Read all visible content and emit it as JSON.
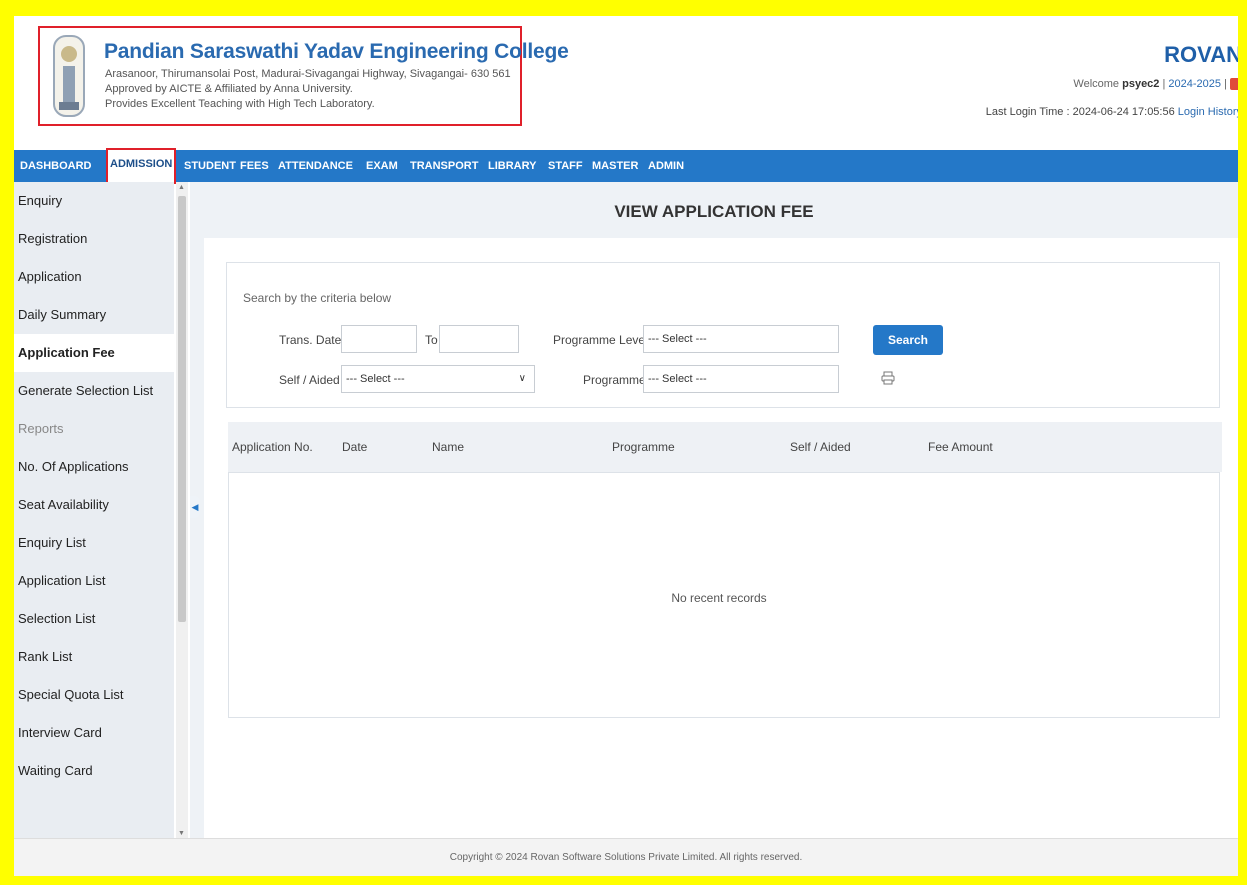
{
  "header": {
    "college_name": "Pandian Saraswathi Yadav Engineering College",
    "address": "Arasanoor, Thirumansolai Post, Madurai-Sivagangai Highway, Sivagangai- 630 561",
    "approval": "Approved by AICTE & Affiliated by Anna University.",
    "tagline": "Provides Excellent Teaching with High Tech Laboratory.",
    "brand": "ROVAN",
    "welcome_label": "Welcome",
    "username": "psyec2",
    "academic_year": "2024-2025",
    "last_login_label": "Last Login Time :",
    "last_login_time": "2024-06-24 17:05:56",
    "login_history": "Login History"
  },
  "nav": {
    "items": [
      "DASHBOARD",
      "ADMISSION",
      "STUDENT",
      "FEES",
      "ATTENDANCE",
      "EXAM",
      "TRANSPORT",
      "LIBRARY",
      "STAFF",
      "MASTER",
      "ADMIN"
    ],
    "active": "ADMISSION"
  },
  "sidebar": {
    "items": [
      {
        "label": "Enquiry"
      },
      {
        "label": "Registration"
      },
      {
        "label": "Application"
      },
      {
        "label": "Daily Summary"
      },
      {
        "label": "Application Fee"
      },
      {
        "label": "Generate Selection List"
      },
      {
        "label": "Reports"
      },
      {
        "label": "No. Of Applications"
      },
      {
        "label": "Seat Availability"
      },
      {
        "label": "Enquiry List"
      },
      {
        "label": "Application List"
      },
      {
        "label": "Selection List"
      },
      {
        "label": "Rank List"
      },
      {
        "label": "Special Quota List"
      },
      {
        "label": "Interview Card"
      },
      {
        "label": "Waiting Card"
      }
    ],
    "active": "Application Fee"
  },
  "main": {
    "title": "VIEW APPLICATION FEE",
    "search_hint": "Search by the criteria below",
    "trans_date_label": "Trans. Date",
    "to_label": "To",
    "trans_date_from": "",
    "trans_date_to": "",
    "programme_level_label": "Programme Level",
    "programme_level_value": "--- Select ---",
    "self_aided_label": "Self / Aided",
    "self_aided_value": "--- Select ---",
    "programme_label": "Programme",
    "programme_value": "--- Select ---",
    "search_button": "Search",
    "table_columns": [
      "Application No.",
      "Date",
      "Name",
      "Programme",
      "Self / Aided",
      "Fee Amount"
    ],
    "empty_message": "No recent records"
  },
  "footer": {
    "copyright": "Copyright © 2024 Rovan Software Solutions Private Limited. All rights reserved."
  }
}
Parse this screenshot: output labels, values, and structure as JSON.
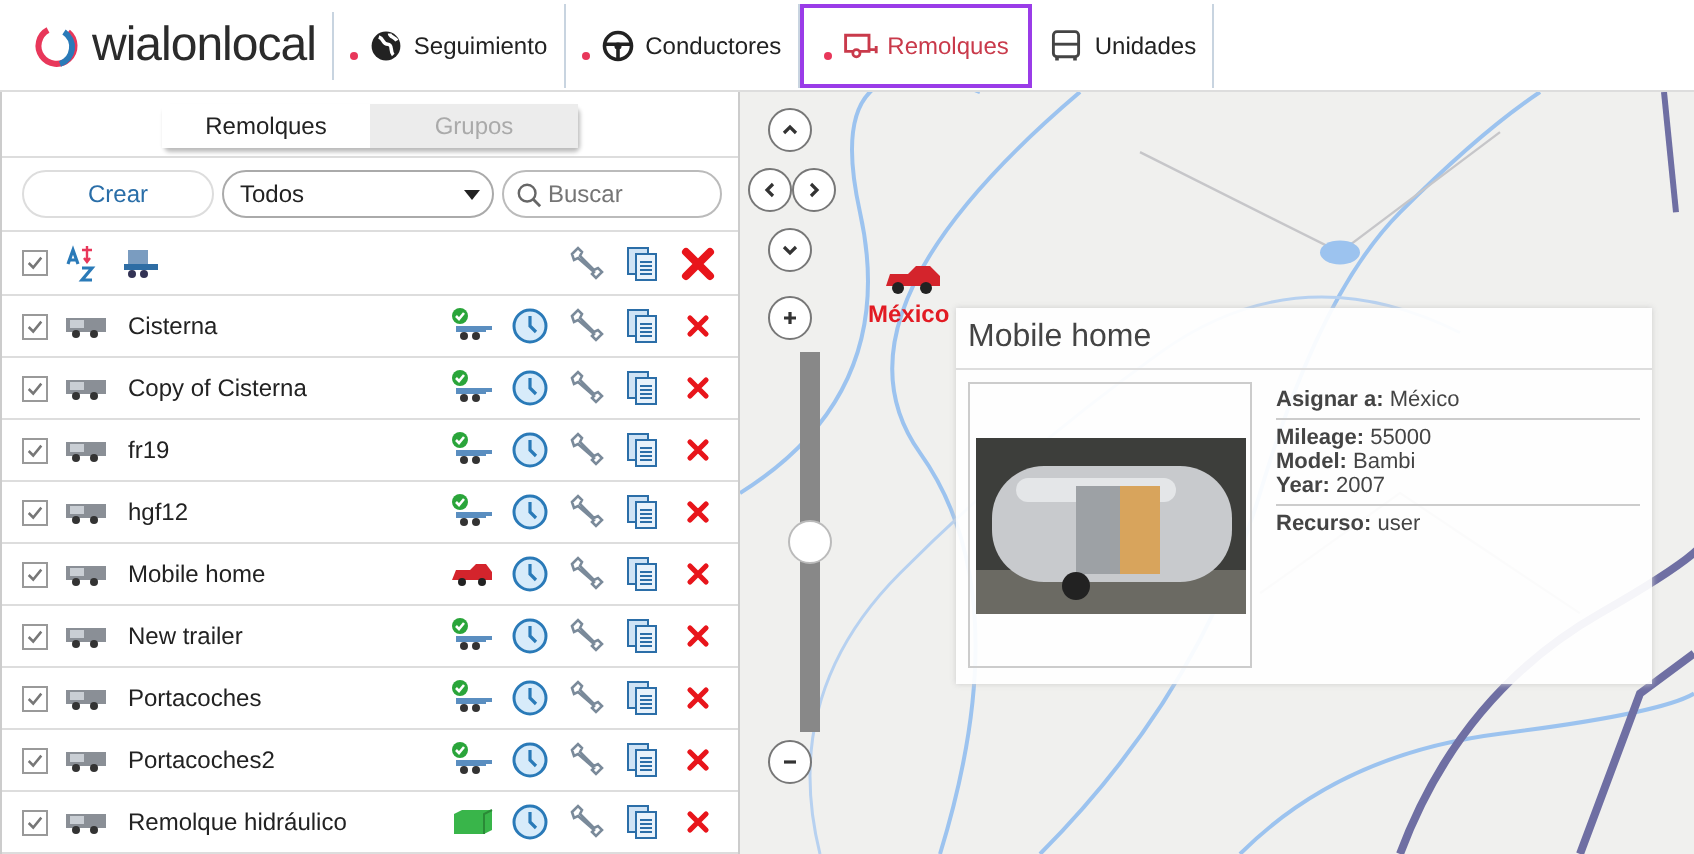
{
  "logo": "wialonlocal",
  "nav": [
    {
      "label": "Seguimiento",
      "kind": "globe",
      "dot": true,
      "selected": false
    },
    {
      "label": "Conductores",
      "kind": "wheel",
      "dot": true,
      "selected": false
    },
    {
      "label": "Remolques",
      "kind": "trailer",
      "dot": true,
      "selected": true
    },
    {
      "label": "Unidades",
      "kind": "bus",
      "dot": false,
      "selected": false
    }
  ],
  "panel_tabs": [
    {
      "label": "Remolques",
      "selected": true
    },
    {
      "label": "Grupos",
      "selected": false
    }
  ],
  "create_button": "Crear",
  "filter": {
    "value": "Todos"
  },
  "search": {
    "placeholder": "Buscar"
  },
  "header_row": {
    "checked": true
  },
  "rows": [
    {
      "name": "Cisterna",
      "checked": true,
      "kind": "trailer"
    },
    {
      "name": "Copy of Cisterna",
      "checked": true,
      "kind": "trailer"
    },
    {
      "name": "fr19",
      "checked": true,
      "kind": "trailer"
    },
    {
      "name": "hgf12",
      "checked": true,
      "kind": "trailer"
    },
    {
      "name": "Mobile home",
      "checked": true,
      "kind": "car"
    },
    {
      "name": "New trailer",
      "checked": true,
      "kind": "trailer"
    },
    {
      "name": "Portacoches",
      "checked": true,
      "kind": "trailer"
    },
    {
      "name": "Portacoches2",
      "checked": true,
      "kind": "trailer"
    },
    {
      "name": "Remolque hidráulico",
      "checked": true,
      "kind": "container"
    }
  ],
  "map": {
    "marker_label": "México",
    "zoom": {
      "level": 0.5
    }
  },
  "popup": {
    "title": "Mobile home",
    "sections": [
      [
        "**Asignar a:** México"
      ],
      [
        "**Mileage:** 55000",
        "**Model:** Bambi",
        "**Year:** 2007"
      ],
      [
        "**Recurso:** user"
      ]
    ]
  }
}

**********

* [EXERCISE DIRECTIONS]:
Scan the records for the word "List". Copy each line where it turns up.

* [ANSWER BOX]:
        "label": "Generate Selection List"
        "label": "Enquiry List"
        "label": "Application List"
        "label": "Selection List"
        "label": "Rank List"
        "label": "Special Quota List"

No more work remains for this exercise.